Lack of insights: As contracts are scattered across folders, it can be difficult to consolidate data and derive valuable insights that can refine business negotiation strategies.
How CLM benefits contract negotiation
Controlled access: CLM software, such as Zoho Contracts, offer controlled access to the software to your counterparty contacts using password-protected links. This facilitates smooth contract negotiation. Counterparties don’t require a software license to access the contract document.
Real-time collaboration: With controlled access to the software, the counterparty negotiators can add comments, suggest changes, and set the visibility for those comments and changes. All of this happens in real time because fellow negotiators can access the document simultaneously and see where their peers are making changes. This minimizes the chances of error and makes the negotiation process faster.
Version control: Contract management software saves each negotiation cycle as a version, so you can always go back and access a previous version of the contract document in cases where there are multiple negotiation cycles. You can also compare the changes between versions. Counterparties also have access to a similar feature, making the negotiation process seamless.
Activity tracking: Contract owners can ensure the negotiation keeps moving by sending reminders to counterparty negotiators based on activity tracking. This features updates contract owners about the document's status with each counterparty negotiator once it’s sent for negotiation. Contract owners will know whether a negotiator has received the mail, opened the document, and submitted the document for review.
Analytical insights: Businesses can glean strategic insights using the analytical capabilities of contract management software.
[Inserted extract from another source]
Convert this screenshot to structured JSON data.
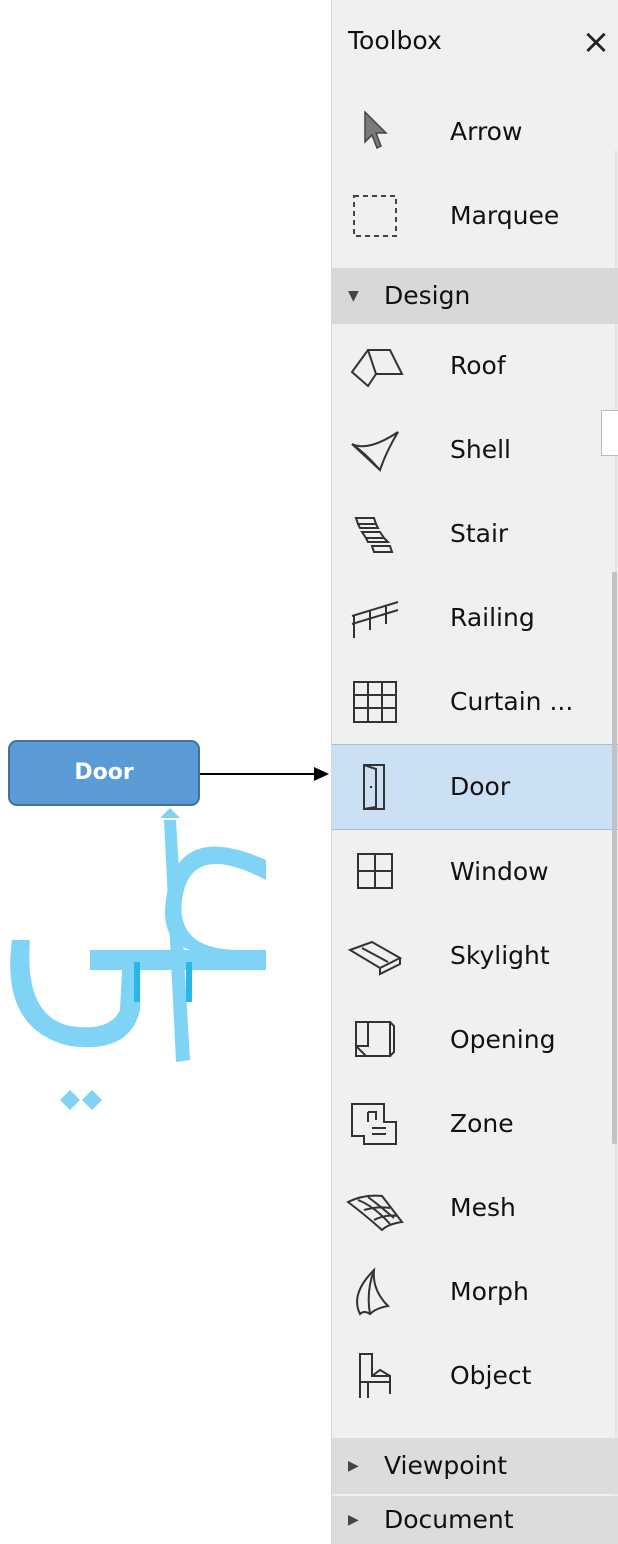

These insights can help strengthen and refine negotiation strategies, ensuring that businesses derive maximum value from their contracts.
In the next blog post in this series, we'll discuss how CLM software makes signing contracts effortless.
- Akshaya Ganesh
A journalist turned marketer who loves to travel.